This time, though, and I swear it’s true, I’m determined to use every trick in the book to lose weight, get healthy, and stay healthy. I must change my thinking and think like a thin person, so I did some research. I asked several thin people how they think. Here are some of their responses:
“I think of my body as holy, which it is, and so I take care of it. I won’t eat anything that isn’t good for me.”
“I have a trap door that shuts off when I’ve eaten enough food.”
“I refuse to eat desserts, except for fruit. Cakes, puddings, and pies have almost no food value and don’t last long enough in my mouth to be worth how long they stay on my hips.”
“Desserts don’t exist for me. Period.”
“I’ve always liked vegetables more than starches, such as potatoes and rice.”

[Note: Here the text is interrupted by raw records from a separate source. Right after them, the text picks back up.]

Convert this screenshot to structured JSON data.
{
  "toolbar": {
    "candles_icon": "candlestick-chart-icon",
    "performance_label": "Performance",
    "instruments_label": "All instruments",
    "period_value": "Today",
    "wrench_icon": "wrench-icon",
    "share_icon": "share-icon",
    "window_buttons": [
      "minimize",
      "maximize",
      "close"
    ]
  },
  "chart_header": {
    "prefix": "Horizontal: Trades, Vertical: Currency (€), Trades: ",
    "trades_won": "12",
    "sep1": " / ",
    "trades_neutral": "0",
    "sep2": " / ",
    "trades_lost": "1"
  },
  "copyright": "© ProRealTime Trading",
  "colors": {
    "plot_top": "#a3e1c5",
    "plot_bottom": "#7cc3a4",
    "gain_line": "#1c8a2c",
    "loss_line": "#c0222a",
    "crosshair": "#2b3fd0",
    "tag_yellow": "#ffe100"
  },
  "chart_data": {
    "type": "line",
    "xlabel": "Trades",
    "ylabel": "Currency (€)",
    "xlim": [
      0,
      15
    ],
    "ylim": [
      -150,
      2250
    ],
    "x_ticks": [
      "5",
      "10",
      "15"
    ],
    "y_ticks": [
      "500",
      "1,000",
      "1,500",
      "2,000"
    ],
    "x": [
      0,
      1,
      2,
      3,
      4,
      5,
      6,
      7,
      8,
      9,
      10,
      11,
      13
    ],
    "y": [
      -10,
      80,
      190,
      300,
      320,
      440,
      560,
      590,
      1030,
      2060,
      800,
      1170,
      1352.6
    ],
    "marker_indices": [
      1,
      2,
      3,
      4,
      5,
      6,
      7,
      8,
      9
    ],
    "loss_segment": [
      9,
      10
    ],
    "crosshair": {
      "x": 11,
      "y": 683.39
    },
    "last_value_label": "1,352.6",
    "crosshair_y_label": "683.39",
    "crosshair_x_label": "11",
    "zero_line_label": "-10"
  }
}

“When my clothes stop fitting, I deny myself the urge to go shopping for larger clothes. I refuse to wear clothes any larger than the size I am now.”
“I don’t own a scale. I gauge my weight by how my clothes fit. If they start feeling tight, I eat less at each meal until my clothes feel comfortable again.”
Fitting into the same clothes year after year became a theme among the thin people I asked. One of my friends had a favorite pair of slacks that fit her perfectly. When she could no longer wear them, she set out to lose the seven pounds that stood between her and those pants. Once she fit back into her favorite pants, she donated two pair of larger-size jeans she had bought, so she wouldn’t be tempted to go back to her higher weight.
We women of size get ticked at thin women who bemoan the fact that they have five or seven pounds to lose. We scoff at their comments and say they don’t have to lose weight, but they think like thin people, so they actually do have to lose that weight. If we thought like them, we would never grow to the large size that we are.
Think like a thin person. I’ve got to learn to think like a thin person.
A few weeks ago I dreamed someone gave me a whole cake. I pulled off the icing (the best part) and was about to put it in my mouth, when in the dream I said to myself, "Whoa! I forgot I'm on a food plan!" In my dream, I stopped myself and did not eat the icing. A week or so later, I dreamed I went to an event that included dinner, but when I went to the buffet table, it held nothing but ooey gooey desserts, just the things I used to love. In the dream, though, I felt insulted and asked someone, “Where’s the real food?” Both mornings after those dreams I awoke feeling proud that even in my dreams I refused to eat things that did not contribute to my health.
Last night when I finished dinner, I took my plate to the kitchen sink and heard an ancient, familiar internal voice that said, “Dinner was good. What do you want to eat now?” I haven’t heard that voice in a few months, because I’ve been consciously working on my food plan, portion control, and healthy eating. I’ve been trying hard to think like a thin person, so when I heard that voice, I mentally answered, “Yes, dinner was good, and now you’ve eaten plenty.”
Maybe I’m learning to think like a thin person after all.
Starting weight: 245
Weight last week: 210
Goal weight for this week: 209
Actual weight this week: 209
Goal weight for next week: 208
Total pounds lost: 36
Goal weight: 150